Bradley Parker does well to make his directorial debut on the coattails of Oren Peli’s second stab at (co)script writing. That way, even if Chernobyl Diaries sucks, the fact that it’s “from the writer that brought you Paranormal Activity,” will bring in enough fans to cover the cost of production. That’s right, the studio has taken that page from Oren Peli’s notebook as well – make it as cheap as possible and pray for it to be wildly successful for higher profit margins. I can’t say I blame them. Still, given the budget restrictions and a cast of relatively unknowns, Park, Peli, and crew fully utilize the cryptic setting and our imagination to deliver a jumpy suspenseful thriller.

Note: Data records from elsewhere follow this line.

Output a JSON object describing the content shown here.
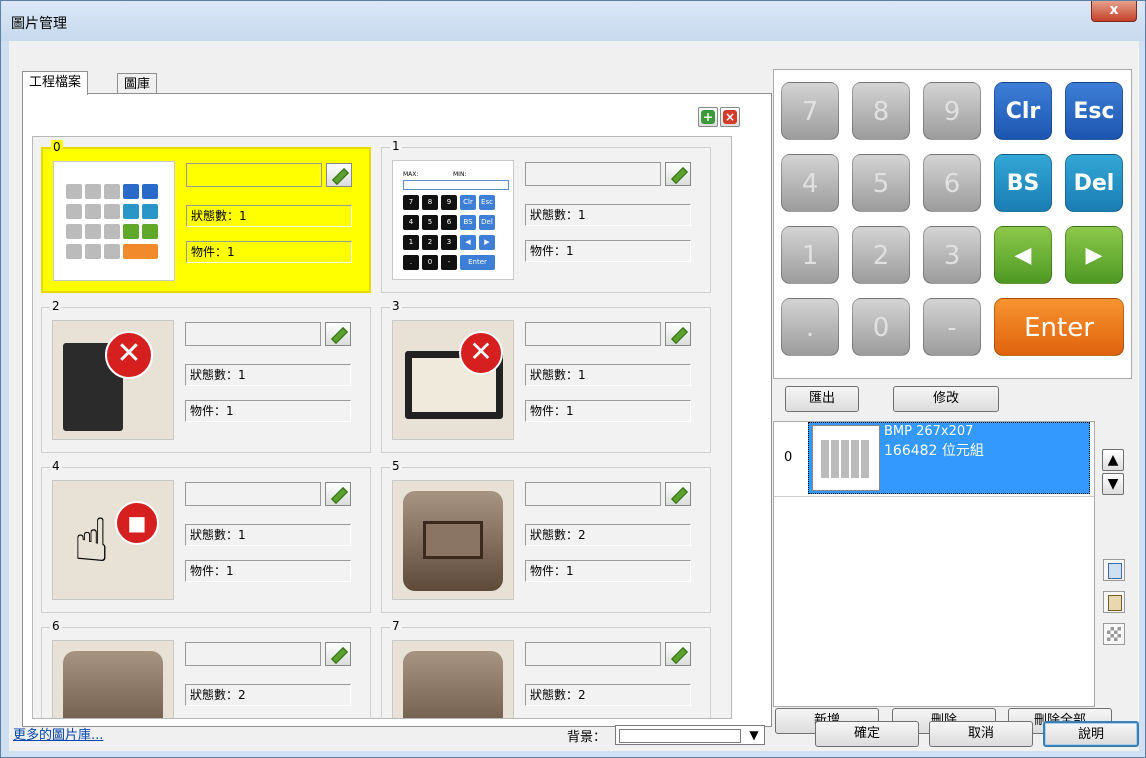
{
  "window": {
    "title": "圖片管理",
    "close_label": "x"
  },
  "tabs": [
    {
      "label": "工程檔案",
      "active": true
    },
    {
      "label": "圖庫",
      "active": false
    }
  ],
  "toolbar": {
    "add_icon": "add-image-icon",
    "remove_icon": "remove-image-icon"
  },
  "cards": [
    {
      "num": "0",
      "state_label": "狀態數：1",
      "object_label": "物件：1",
      "selected": true,
      "thumb": "keypad-gray"
    },
    {
      "num": "1",
      "state_label": "狀態數：1",
      "object_label": "物件：1",
      "selected": false,
      "thumb": "keypad-black"
    },
    {
      "num": "2",
      "state_label": "狀態數：1",
      "object_label": "物件：1",
      "selected": false,
      "thumb": "device-error"
    },
    {
      "num": "3",
      "state_label": "狀態數：1",
      "object_label": "物件：1",
      "selected": false,
      "thumb": "monitor-error"
    },
    {
      "num": "4",
      "state_label": "狀態數：1",
      "object_label": "物件：1",
      "selected": false,
      "thumb": "hand-lock"
    },
    {
      "num": "5",
      "state_label": "狀態數：2",
      "object_label": "物件：1",
      "selected": false,
      "thumb": "brown-button"
    },
    {
      "num": "6",
      "state_label": "狀態數：2",
      "object_label": "",
      "selected": false,
      "thumb": "brown-button-partial"
    },
    {
      "num": "7",
      "state_label": "狀態數：2",
      "object_label": "",
      "selected": false,
      "thumb": "brown-button-partial"
    }
  ],
  "thumb_keypad_black": {
    "label1": "MAX:",
    "label2": "MIN:",
    "keys": [
      "7",
      "8",
      "9",
      "Clr",
      "Esc",
      "4",
      "5",
      "6",
      "BS",
      "Del",
      "1",
      "2",
      "3",
      "◀",
      "▶",
      ".",
      "0",
      "-",
      "Enter"
    ]
  },
  "preview": {
    "keys": [
      {
        "label": "7",
        "style": "gray"
      },
      {
        "label": "8",
        "style": "gray"
      },
      {
        "label": "9",
        "style": "gray"
      },
      {
        "label": "Clr",
        "style": "blue"
      },
      {
        "label": "Esc",
        "style": "blue"
      },
      {
        "label": "4",
        "style": "gray"
      },
      {
        "label": "5",
        "style": "gray"
      },
      {
        "label": "6",
        "style": "gray"
      },
      {
        "label": "BS",
        "style": "teal"
      },
      {
        "label": "Del",
        "style": "teal"
      },
      {
        "label": "1",
        "style": "gray"
      },
      {
        "label": "2",
        "style": "gray"
      },
      {
        "label": "3",
        "style": "gray"
      },
      {
        "label": "◀",
        "style": "green"
      },
      {
        "label": "▶",
        "style": "green"
      },
      {
        "label": ".",
        "style": "gray"
      },
      {
        "label": "0",
        "style": "gray"
      },
      {
        "label": "-",
        "style": "gray"
      },
      {
        "label": "Enter",
        "style": "orange"
      }
    ]
  },
  "buttons": {
    "export": "匯出",
    "modify": "修改",
    "add": "新增",
    "delete": "刪除",
    "delete_all": "刪除全部",
    "ok": "確定",
    "cancel": "取消",
    "help": "說明"
  },
  "image_list": {
    "items": [
      {
        "index": "0",
        "info_line1": "BMP 267x207",
        "info_line2": "166482 位元組",
        "selected": true
      }
    ],
    "up_icon": "▲",
    "down_icon": "▼"
  },
  "footer": {
    "more_link": "更多的圖片庫...",
    "background_label": "背景："
  },
  "colors": {
    "selection_yellow": "#ffff00",
    "list_selection_blue": "#3399ff",
    "link_blue": "#0645ad"
  }
}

more after the jump!
While I was desperately trying to strategically time my coughing fits to avoid missing the subtle gems hidden in the dialogue of Wes Anderson’s newest movie, Moonrise Kingdom, the wife of the man next to me leaned over and whispered – “This is funny!” To which he immediately responded – “This is weird.” Somewhere, Wes Anderson is smiling.
Set on an island off the coast of New England in the 1960s, Moonrise Kingdom is a story of the love between Suzy Bishop (Kara Hayward), the troubled daughter of two unhappily married lawyers – Laura (Frances McDormand) and Walt Bishop (Bill Murray); and least favorite Khaki Scout Sam (Jared Gilman), orphan, currently at scout camp for the summer. After a lengthy pen pal relationship following a chance meeting in a dressing room for a church play, the young couple decide to declare their love for each other and elope. Upon discovering Sam’s disappearance, Scout Master Ward (Edward Norton) reaches out to ineffectual island sheriff Captain Sharp (Bruce Willis) to begin the manhunt. Captain Sharp’s search brings him to Suzy’s house, where to the surprise of Laura and Walt Bishop; they find Suzy missing as well. On the brink of an anticipated record breaking storm, all (ir)responsible factions, including the other young scouts, join together to bring the children back to safety.
our thoughts after the jump! Continue reading